A gun control group pushing to ban “assault weapons” in Florida has garnered more than 100,000 signatures for its cause and triggered a review by the Florida Supreme Court. If the group gets 766,200 by February, the ban will become one of the potential constitutional amendments on the 2020 ballot.
“Hundreds of thousands of Floridians across the state are getting behind this effort to place a ban on the ballot, because they know that this isn’t a partisan issue — this is an issue of public safety,” BAWN Chairwoman Gail Schwartz, the aunt of slain Marjory Stoneman Douglas High School student Alex Schachter, said in a statement.
The amendment on the petition would ban possession of “assault weapons,” defined “as semiautomatic rifles and shotguns capable of holding more than 10 rounds of ammunition at once, either in fixed or detachable magazine, or any other ammunition-feeding device.”
The measure excludes handguns, and it exempts all firearms owned before the date the ban becomes effective. But it also requires any of those grandfathered rifles and shotguns to be registered with the Florida Department of Law Enforcement within one year of the ban’s effective date. Gun owners must provide a sworn statement that they owned the firearm before the effective date and provide the firearm’s make, model, and serial number. Law enforcement is required to keep a permanent record of the firearms registered.
In order for the measure to become part of the Florida constitution, it must garner 60 percent of the vote.
Leaders of Ban Assault Weapons Now! include former Parkland student David Hogg, Florida Congressman Ted Deutch, and several survivors and parents of survivors of mass murders. Partner organizations include the Brady Campaign to Prevent Gun Violence and March for Our Lives.
BAWN produced a video that appears on the home page of its website, right above a request for donations. The unlisted video has been viewed a grand total of 746 times on YouTube and repeats the same talking points used by most gun ban advocates.
“These are weapons of war, military style weapons that, frankly, were not meant to be in the hands of civilians,” says Dr. Joseph Sakran, a trauma surgeon who appears in a BAWN video. “These are wounds we should never be seeing.”
“Banning assault weapons is not going to stop every mass shooting, but if we prevent even one shooting, it is worth it,” says another woman who appears in the video.

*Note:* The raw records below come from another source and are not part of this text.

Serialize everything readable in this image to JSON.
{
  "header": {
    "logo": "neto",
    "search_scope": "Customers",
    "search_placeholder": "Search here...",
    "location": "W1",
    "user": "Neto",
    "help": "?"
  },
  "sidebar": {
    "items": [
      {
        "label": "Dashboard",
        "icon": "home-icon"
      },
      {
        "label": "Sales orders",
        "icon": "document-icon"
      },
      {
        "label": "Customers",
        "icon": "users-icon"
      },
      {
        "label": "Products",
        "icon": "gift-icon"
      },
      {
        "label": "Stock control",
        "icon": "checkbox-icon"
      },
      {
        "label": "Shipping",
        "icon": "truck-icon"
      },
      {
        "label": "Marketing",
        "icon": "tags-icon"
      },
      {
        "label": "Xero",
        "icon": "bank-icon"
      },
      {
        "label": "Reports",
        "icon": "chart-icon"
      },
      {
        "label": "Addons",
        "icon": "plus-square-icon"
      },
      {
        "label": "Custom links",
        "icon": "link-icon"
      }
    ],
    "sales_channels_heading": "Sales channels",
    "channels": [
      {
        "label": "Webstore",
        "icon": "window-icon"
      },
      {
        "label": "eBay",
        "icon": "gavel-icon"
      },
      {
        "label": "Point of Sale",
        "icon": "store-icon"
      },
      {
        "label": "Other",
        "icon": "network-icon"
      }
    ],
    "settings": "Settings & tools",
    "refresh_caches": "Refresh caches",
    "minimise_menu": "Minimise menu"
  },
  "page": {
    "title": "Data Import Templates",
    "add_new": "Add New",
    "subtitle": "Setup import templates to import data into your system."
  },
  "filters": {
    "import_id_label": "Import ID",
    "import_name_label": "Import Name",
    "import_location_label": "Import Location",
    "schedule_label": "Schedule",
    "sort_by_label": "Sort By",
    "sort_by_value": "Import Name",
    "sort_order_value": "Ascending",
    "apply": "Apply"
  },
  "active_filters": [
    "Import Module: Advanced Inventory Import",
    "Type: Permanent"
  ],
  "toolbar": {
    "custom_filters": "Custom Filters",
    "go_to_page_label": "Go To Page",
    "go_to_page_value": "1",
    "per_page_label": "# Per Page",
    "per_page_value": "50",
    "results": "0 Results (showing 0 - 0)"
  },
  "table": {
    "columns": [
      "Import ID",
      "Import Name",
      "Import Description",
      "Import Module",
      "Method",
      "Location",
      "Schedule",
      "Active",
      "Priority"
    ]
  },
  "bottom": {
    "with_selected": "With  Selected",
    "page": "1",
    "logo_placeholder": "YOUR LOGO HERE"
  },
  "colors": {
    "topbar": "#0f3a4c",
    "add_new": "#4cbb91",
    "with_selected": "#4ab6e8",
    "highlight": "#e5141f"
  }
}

Gun control advocates in Washington State used the same ballot tactic last year to impose a slate of gun control measures without the legislature’s approval. Garnering 60 percent of the vote, I-1639 banned the sale of semiautomatic rifles to adults under the age of 21, created a registry of gun owners, established a 10-day waiting period for certain purchases, held gun owners liable for failing to secure firearms, and allowed the state to charge a $25 fee on the sale of “assault rifles.”